> **WHAT TO DO**:
Gather from the listing below each line that includes the word "size", and copy it.
++++
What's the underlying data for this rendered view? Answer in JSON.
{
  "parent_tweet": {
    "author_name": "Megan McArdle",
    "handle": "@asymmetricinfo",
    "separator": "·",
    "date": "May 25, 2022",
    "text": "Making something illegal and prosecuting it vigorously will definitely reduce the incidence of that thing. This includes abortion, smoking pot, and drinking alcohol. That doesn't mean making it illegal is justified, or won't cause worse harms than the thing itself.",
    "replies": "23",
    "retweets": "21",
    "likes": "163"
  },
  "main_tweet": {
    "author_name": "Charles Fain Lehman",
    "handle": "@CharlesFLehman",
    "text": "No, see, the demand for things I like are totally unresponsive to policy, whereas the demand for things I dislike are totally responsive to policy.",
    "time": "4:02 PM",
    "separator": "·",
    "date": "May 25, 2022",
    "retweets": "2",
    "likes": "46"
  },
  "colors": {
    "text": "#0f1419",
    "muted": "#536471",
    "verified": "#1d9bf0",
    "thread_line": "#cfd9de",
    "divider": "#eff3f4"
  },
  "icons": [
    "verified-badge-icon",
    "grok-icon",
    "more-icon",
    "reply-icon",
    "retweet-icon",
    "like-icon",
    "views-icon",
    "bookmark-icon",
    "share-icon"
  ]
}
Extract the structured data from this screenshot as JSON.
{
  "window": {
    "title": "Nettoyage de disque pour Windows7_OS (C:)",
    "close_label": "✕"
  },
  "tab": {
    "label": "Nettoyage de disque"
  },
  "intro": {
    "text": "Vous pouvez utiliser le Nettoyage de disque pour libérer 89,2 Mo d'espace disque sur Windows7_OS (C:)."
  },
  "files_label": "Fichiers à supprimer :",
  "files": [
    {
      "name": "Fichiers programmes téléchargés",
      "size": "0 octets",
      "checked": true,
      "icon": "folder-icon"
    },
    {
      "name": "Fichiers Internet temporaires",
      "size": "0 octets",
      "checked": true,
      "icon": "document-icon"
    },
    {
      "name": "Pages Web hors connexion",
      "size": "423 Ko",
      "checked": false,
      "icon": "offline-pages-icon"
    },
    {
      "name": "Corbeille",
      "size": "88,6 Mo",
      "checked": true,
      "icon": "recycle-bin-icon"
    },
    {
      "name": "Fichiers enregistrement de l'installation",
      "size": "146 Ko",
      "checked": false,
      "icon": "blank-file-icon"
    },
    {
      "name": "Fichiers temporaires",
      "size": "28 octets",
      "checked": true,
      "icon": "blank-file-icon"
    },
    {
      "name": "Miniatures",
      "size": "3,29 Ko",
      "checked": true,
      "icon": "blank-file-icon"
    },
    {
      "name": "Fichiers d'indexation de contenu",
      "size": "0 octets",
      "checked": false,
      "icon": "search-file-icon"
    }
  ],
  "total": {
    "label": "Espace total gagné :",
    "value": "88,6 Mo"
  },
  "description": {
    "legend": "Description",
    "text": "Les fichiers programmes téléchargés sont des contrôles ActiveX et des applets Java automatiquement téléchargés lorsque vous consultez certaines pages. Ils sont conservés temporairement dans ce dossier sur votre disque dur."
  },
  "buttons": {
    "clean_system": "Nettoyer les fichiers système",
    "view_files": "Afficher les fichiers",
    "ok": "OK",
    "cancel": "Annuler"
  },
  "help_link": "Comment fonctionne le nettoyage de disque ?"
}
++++
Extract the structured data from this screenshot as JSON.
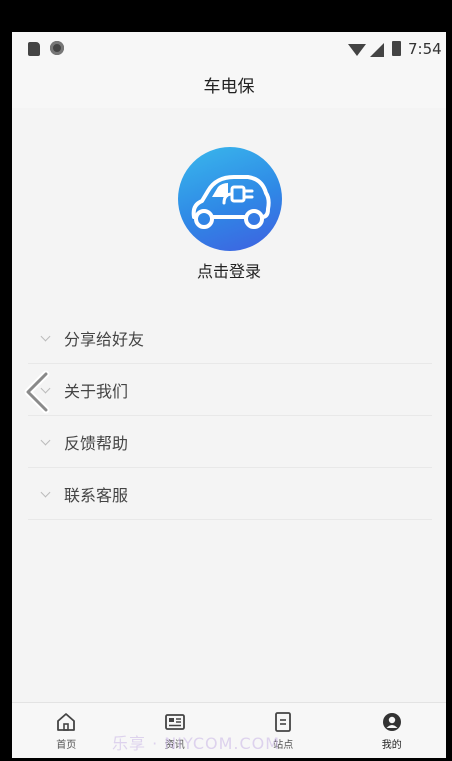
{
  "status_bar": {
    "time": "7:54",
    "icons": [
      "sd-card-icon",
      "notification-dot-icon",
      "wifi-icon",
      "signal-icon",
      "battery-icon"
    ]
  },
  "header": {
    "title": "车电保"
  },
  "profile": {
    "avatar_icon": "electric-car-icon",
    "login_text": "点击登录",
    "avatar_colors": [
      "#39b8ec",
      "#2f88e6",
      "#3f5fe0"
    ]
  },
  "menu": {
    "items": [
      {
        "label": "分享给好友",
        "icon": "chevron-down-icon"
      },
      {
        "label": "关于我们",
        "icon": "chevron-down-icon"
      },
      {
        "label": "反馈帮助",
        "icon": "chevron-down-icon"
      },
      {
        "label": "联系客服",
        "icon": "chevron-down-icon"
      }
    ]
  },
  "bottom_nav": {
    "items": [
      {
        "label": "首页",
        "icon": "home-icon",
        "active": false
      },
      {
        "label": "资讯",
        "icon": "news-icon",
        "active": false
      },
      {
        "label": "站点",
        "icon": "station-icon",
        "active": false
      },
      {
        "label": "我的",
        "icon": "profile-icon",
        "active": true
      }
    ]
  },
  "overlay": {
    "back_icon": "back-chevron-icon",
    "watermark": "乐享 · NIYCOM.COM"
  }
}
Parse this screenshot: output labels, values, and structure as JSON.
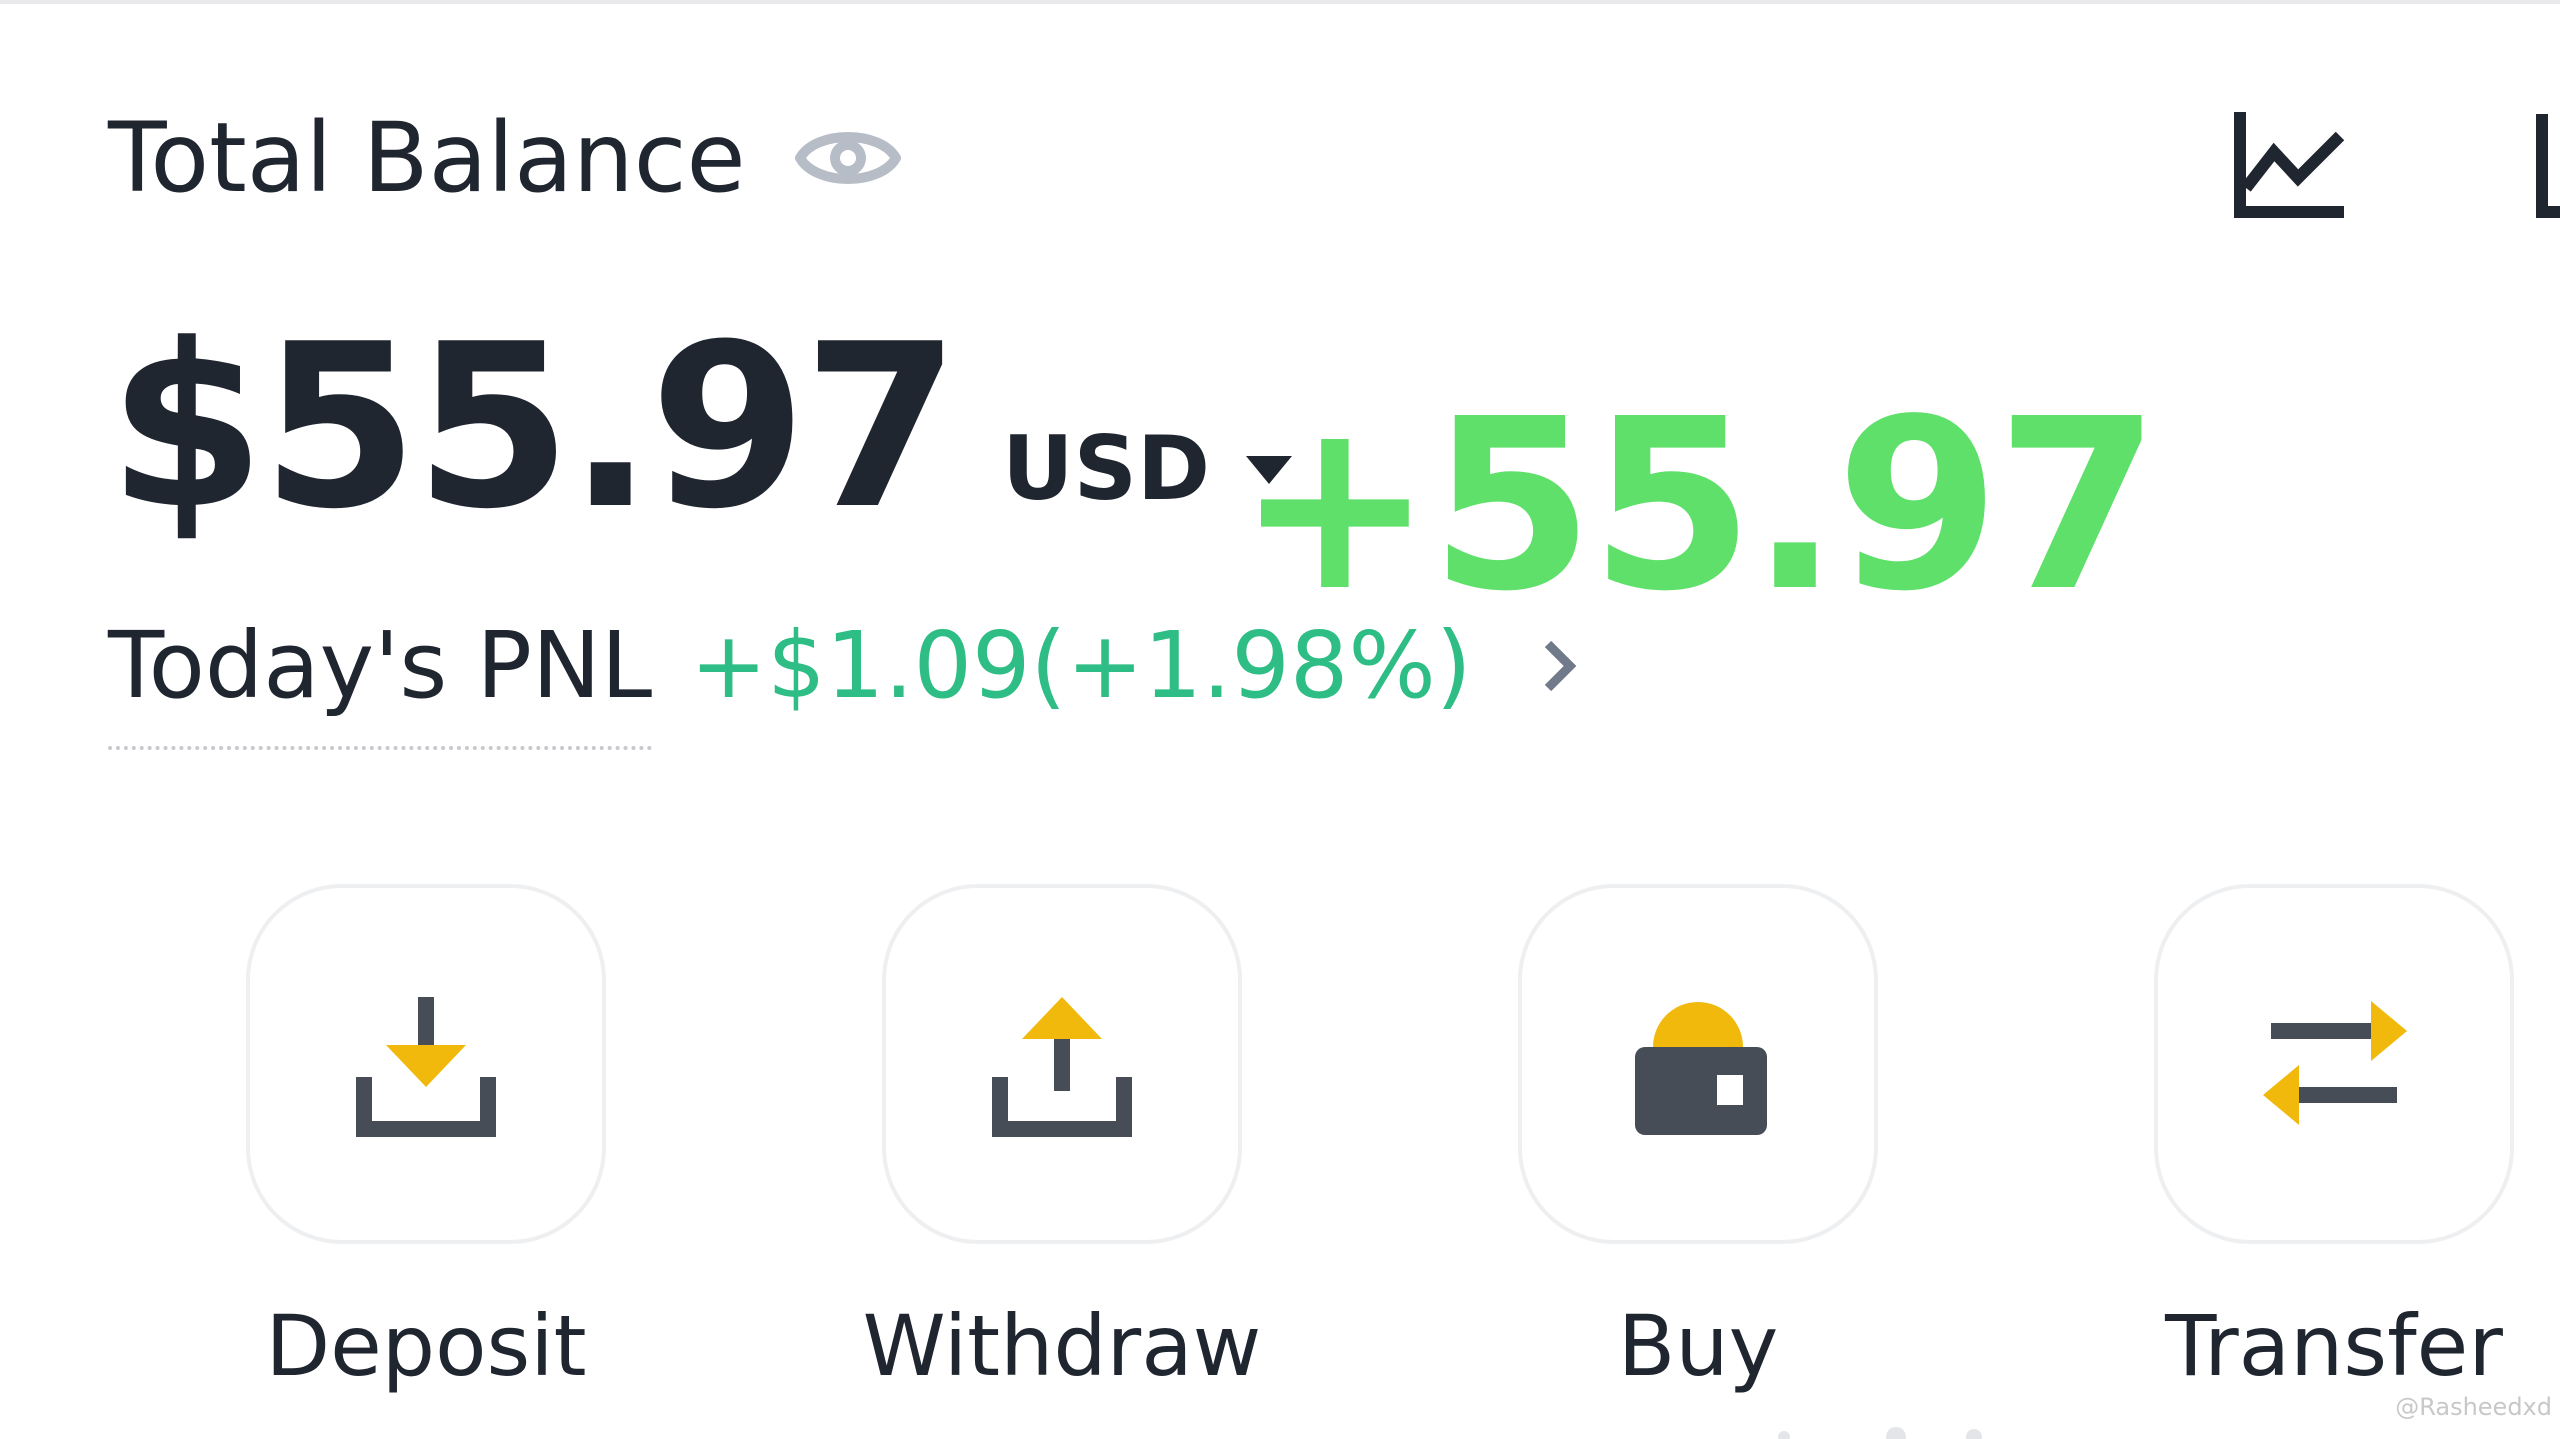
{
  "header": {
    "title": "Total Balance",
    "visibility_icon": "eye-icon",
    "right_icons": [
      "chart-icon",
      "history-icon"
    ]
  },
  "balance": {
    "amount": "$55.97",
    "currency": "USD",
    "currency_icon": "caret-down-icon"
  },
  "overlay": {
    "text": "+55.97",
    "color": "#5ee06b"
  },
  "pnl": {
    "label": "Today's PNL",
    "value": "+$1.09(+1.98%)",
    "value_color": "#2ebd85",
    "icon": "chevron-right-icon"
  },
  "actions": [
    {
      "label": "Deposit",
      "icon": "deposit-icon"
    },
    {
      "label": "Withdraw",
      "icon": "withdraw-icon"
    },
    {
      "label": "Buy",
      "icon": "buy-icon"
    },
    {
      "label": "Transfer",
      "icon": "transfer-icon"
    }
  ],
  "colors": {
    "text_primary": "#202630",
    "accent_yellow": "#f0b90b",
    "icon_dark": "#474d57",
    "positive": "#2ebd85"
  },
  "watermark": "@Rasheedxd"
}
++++
> **WRITTEN ANSWER**:
      "size": "0 octets",
      "size": "0 octets",
      "size": "423 Ko",
      "size": "88,6 Mo",
      "size": "146 Ko",
      "size": "28 octets",
      "size": "3,29 Ko",
      "size": "0 octets",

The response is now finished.